**Aim of the exercise:** Below is a set of records; print all of them exactly as written.

**Data section:**
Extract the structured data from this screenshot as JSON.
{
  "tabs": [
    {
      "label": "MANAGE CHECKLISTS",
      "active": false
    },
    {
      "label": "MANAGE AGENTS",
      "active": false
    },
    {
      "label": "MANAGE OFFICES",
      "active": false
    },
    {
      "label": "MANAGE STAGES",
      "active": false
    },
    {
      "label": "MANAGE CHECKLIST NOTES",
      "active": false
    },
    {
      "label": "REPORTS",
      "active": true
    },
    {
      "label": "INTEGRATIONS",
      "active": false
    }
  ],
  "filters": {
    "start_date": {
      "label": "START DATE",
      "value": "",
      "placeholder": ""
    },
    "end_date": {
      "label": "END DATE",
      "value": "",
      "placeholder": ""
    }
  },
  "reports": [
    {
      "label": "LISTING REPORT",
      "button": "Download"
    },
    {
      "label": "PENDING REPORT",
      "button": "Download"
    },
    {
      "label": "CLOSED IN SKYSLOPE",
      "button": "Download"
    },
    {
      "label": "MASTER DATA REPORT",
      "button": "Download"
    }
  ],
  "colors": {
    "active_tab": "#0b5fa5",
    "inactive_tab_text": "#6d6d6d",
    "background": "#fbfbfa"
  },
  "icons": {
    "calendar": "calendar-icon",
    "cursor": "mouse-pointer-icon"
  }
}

**Result:**
Extract the structured data from this screenshot as JSON.
{
  "tabs": [
    {
      "label": "MANAGE CHECKLISTS",
      "active": false
    },
    {
      "label": "MANAGE AGENTS",
      "active": false
    },
    {
      "label": "MANAGE OFFICES",
      "active": false
    },
    {
      "label": "MANAGE STAGES",
      "active": false
    },
    {
      "label": "MANAGE CHECKLIST NOTES",
      "active": false
    },
    {
      "label": "REPORTS",
      "active": true
    },
    {
      "label": "INTEGRATIONS",
      "active": false
    }
  ],
  "filters": {
    "start_date": {
      "label": "START DATE",
      "value": "",
      "placeholder": ""
    },
    "end_date": {
      "label": "END DATE",
      "value": "",
      "placeholder": ""
    }
  },
  "reports": [
    {
      "label": "LISTING REPORT",
      "button": "Download"
    },
    {
      "label": "PENDING REPORT",
      "button": "Download"
    },
    {
      "label": "CLOSED IN SKYSLOPE",
      "button": "Download"
    },
    {
      "label": "MASTER DATA REPORT",
      "button": "Download"
    }
  ],
  "colors": {
    "active_tab": "#0b5fa5",
    "inactive_tab_text": "#6d6d6d",
    "background": "#fbfbfa"
  },
  "icons": {
    "calendar": "calendar-icon",
    "cursor": "mouse-pointer-icon"
  }
}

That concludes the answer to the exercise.